#### [WORK INSTRUCTIONS]
Take the entries that follow and write them out again, word for word.

#### [EXERCISE INPUTS]
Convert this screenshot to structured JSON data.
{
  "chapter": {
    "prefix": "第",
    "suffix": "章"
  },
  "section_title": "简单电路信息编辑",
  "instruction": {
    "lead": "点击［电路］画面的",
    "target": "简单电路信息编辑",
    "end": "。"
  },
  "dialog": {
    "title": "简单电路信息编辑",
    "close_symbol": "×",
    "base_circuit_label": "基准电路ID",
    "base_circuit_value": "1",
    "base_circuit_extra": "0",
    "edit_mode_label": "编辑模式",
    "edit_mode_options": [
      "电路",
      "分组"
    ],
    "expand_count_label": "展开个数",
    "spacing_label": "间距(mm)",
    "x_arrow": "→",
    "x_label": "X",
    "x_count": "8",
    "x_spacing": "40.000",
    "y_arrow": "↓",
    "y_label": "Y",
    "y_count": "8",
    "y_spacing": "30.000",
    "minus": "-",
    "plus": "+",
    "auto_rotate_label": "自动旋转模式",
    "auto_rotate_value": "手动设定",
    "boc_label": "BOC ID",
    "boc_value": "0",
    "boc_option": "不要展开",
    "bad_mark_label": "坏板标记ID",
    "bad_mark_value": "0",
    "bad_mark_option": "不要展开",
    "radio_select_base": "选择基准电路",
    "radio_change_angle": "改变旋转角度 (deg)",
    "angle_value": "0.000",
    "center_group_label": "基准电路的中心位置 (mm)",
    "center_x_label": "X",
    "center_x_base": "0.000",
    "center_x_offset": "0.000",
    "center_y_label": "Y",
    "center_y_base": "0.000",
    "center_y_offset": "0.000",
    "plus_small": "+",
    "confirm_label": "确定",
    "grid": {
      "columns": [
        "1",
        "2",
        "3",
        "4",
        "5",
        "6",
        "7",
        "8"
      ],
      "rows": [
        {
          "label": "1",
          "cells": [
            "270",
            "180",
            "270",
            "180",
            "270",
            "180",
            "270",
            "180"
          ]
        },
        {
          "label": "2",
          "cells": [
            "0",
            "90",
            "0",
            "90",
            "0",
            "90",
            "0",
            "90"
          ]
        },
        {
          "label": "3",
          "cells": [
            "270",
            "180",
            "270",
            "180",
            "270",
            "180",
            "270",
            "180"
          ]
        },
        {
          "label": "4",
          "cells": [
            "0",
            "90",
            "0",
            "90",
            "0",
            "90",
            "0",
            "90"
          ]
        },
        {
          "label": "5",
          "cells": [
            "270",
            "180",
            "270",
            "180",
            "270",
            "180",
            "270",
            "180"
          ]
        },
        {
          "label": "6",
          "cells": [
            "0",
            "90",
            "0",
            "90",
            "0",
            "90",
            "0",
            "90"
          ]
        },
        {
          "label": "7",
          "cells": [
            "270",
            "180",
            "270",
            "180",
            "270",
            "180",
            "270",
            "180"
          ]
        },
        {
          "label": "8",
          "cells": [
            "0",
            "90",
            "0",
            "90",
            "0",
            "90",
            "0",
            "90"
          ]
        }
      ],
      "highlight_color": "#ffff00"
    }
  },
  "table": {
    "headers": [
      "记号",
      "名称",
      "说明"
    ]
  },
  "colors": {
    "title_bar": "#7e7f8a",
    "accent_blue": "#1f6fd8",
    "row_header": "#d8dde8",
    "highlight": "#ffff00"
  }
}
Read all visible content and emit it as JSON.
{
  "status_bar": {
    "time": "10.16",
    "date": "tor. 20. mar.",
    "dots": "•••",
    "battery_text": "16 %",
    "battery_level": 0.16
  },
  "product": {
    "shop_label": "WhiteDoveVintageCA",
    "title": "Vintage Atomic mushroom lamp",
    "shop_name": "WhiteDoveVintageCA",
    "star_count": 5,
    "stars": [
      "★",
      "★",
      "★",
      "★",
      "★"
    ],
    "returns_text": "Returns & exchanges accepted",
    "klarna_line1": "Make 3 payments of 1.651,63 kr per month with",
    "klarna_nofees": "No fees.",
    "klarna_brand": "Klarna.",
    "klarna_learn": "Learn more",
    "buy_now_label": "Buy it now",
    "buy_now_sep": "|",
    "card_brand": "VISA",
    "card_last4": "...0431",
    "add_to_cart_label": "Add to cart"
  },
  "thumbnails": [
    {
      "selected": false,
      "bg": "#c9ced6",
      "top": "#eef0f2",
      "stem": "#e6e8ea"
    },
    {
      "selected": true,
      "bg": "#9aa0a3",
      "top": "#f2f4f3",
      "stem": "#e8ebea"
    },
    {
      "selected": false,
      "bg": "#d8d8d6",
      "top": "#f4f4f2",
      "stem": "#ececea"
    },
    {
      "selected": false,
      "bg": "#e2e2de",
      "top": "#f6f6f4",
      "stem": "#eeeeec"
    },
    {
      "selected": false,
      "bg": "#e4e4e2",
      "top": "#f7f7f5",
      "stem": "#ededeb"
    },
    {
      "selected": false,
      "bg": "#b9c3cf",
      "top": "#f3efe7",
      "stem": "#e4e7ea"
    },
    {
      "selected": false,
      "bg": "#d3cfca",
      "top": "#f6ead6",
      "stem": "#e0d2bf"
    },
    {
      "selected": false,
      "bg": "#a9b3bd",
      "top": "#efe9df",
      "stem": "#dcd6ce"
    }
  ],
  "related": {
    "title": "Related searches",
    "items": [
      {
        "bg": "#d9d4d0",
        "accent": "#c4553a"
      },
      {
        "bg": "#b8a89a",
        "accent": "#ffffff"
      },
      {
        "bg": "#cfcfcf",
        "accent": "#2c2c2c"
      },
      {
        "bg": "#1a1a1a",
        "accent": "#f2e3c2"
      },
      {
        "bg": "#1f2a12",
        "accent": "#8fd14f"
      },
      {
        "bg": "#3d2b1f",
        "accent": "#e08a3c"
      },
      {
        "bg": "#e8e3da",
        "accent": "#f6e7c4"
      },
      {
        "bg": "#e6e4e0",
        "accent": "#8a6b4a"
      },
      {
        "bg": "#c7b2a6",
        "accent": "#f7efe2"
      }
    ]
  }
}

#### [TASK RESULT]
Convert this screenshot to structured JSON data.
{
  "chapter": {
    "prefix": "第",
    "suffix": "章"
  },
  "section_title": "简单电路信息编辑",
  "instruction": {
    "lead": "点击［电路］画面的",
    "target": "简单电路信息编辑",
    "end": "。"
  },
  "dialog": {
    "title": "简单电路信息编辑",
    "close_symbol": "×",
    "base_circuit_label": "基准电路ID",
    "base_circuit_value": "1",
    "base_circuit_extra": "0",
    "edit_mode_label": "编辑模式",
    "edit_mode_options": [
      "电路",
      "分组"
    ],
    "expand_count_label": "展开个数",
    "spacing_label": "间距(mm)",
    "x_arrow": "→",
    "x_label": "X",
    "x_count": "8",
    "x_spacing": "40.000",
    "y_arrow": "↓",
    "y_label": "Y",
    "y_count": "8",
    "y_spacing": "30.000",
    "minus": "-",
    "plus": "+",
    "auto_rotate_label": "自动旋转模式",
    "auto_rotate_value": "手动设定",
    "boc_label": "BOC ID",
    "boc_value": "0",
    "boc_option": "不要展开",
    "bad_mark_label": "坏板标记ID",
    "bad_mark_value": "0",
    "bad_mark_option": "不要展开",
    "radio_select_base": "选择基准电路",
    "radio_change_angle": "改变旋转角度 (deg)",
    "angle_value": "0.000",
    "center_group_label": "基准电路的中心位置 (mm)",
    "center_x_label": "X",
    "center_x_base": "0.000",
    "center_x_offset": "0.000",
    "center_y_label": "Y",
    "center_y_base": "0.000",
    "center_y_offset": "0.000",
    "plus_small": "+",
    "confirm_label": "确定",
    "grid": {
      "columns": [
        "1",
        "2",
        "3",
        "4",
        "5",
        "6",
        "7",
        "8"
      ],
      "rows": [
        {
          "label": "1",
          "cells": [
            "270",
            "180",
            "270",
            "180",
            "270",
            "180",
            "270",
            "180"
          ]
        },
        {
          "label": "2",
          "cells": [
            "0",
            "90",
            "0",
            "90",
            "0",
            "90",
            "0",
            "90"
          ]
        },
        {
          "label": "3",
          "cells": [
            "270",
            "180",
            "270",
            "180",
            "270",
            "180",
            "270",
            "180"
          ]
        },
        {
          "label": "4",
          "cells": [
            "0",
            "90",
            "0",
            "90",
            "0",
            "90",
            "0",
            "90"
          ]
        },
        {
          "label": "5",
          "cells": [
            "270",
            "180",
            "270",
            "180",
            "270",
            "180",
            "270",
            "180"
          ]
        },
        {
          "label": "6",
          "cells": [
            "0",
            "90",
            "0",
            "90",
            "0",
            "90",
            "0",
            "90"
          ]
        },
        {
          "label": "7",
          "cells": [
            "270",
            "180",
            "270",
            "180",
            "270",
            "180",
            "270",
            "180"
          ]
        },
        {
          "label": "8",
          "cells": [
            "0",
            "90",
            "0",
            "90",
            "0",
            "90",
            "0",
            "90"
          ]
        }
      ],
      "highlight_color": "#ffff00"
    }
  },
  "table": {
    "headers": [
      "记号",
      "名称",
      "说明"
    ]
  },
  "colors": {
    "title_bar": "#7e7f8a",
    "accent_blue": "#1f6fd8",
    "row_header": "#d8dde8",
    "highlight": "#ffff00"
  }
}
Read all visible content and emit it as JSON.
{
  "status_bar": {
    "time": "10.16",
    "date": "tor. 20. mar.",
    "dots": "•••",
    "battery_text": "16 %",
    "battery_level": 0.16
  },
  "product": {
    "shop_label": "WhiteDoveVintageCA",
    "title": "Vintage Atomic mushroom lamp",
    "shop_name": "WhiteDoveVintageCA",
    "star_count": 5,
    "stars": [
      "★",
      "★",
      "★",
      "★",
      "★"
    ],
    "returns_text": "Returns & exchanges accepted",
    "klarna_line1": "Make 3 payments of 1.651,63 kr per month with",
    "klarna_nofees": "No fees.",
    "klarna_brand": "Klarna.",
    "klarna_learn": "Learn more",
    "buy_now_label": "Buy it now",
    "buy_now_sep": "|",
    "card_brand": "VISA",
    "card_last4": "...0431",
    "add_to_cart_label": "Add to cart"
  },
  "thumbnails": [
    {
      "selected": false,
      "bg": "#c9ced6",
      "top": "#eef0f2",
      "stem": "#e6e8ea"
    },
    {
      "selected": true,
      "bg": "#9aa0a3",
      "top": "#f2f4f3",
      "stem": "#e8ebea"
    },
    {
      "selected": false,
      "bg": "#d8d8d6",
      "top": "#f4f4f2",
      "stem": "#ececea"
    },
    {
      "selected": false,
      "bg": "#e2e2de",
      "top": "#f6f6f4",
      "stem": "#eeeeec"
    },
    {
      "selected": false,
      "bg": "#e4e4e2",
      "top": "#f7f7f5",
      "stem": "#ededeb"
    },
    {
      "selected": false,
      "bg": "#b9c3cf",
      "top": "#f3efe7",
      "stem": "#e4e7ea"
    },
    {
      "selected": false,
      "bg": "#d3cfca",
      "top": "#f6ead6",
      "stem": "#e0d2bf"
    },
    {
      "selected": false,
      "bg": "#a9b3bd",
      "top": "#efe9df",
      "stem": "#dcd6ce"
    }
  ],
  "related": {
    "title": "Related searches",
    "items": [
      {
        "bg": "#d9d4d0",
        "accent": "#c4553a"
      },
      {
        "bg": "#b8a89a",
        "accent": "#ffffff"
      },
      {
        "bg": "#cfcfcf",
        "accent": "#2c2c2c"
      },
      {
        "bg": "#1a1a1a",
        "accent": "#f2e3c2"
      },
      {
        "bg": "#1f2a12",
        "accent": "#8fd14f"
      },
      {
        "bg": "#3d2b1f",
        "accent": "#e08a3c"
      },
      {
        "bg": "#e8e3da",
        "accent": "#f6e7c4"
      },
      {
        "bg": "#e6e4e0",
        "accent": "#8a6b4a"
      },
      {
        "bg": "#c7b2a6",
        "accent": "#f7efe2"
      }
    ]
  }
}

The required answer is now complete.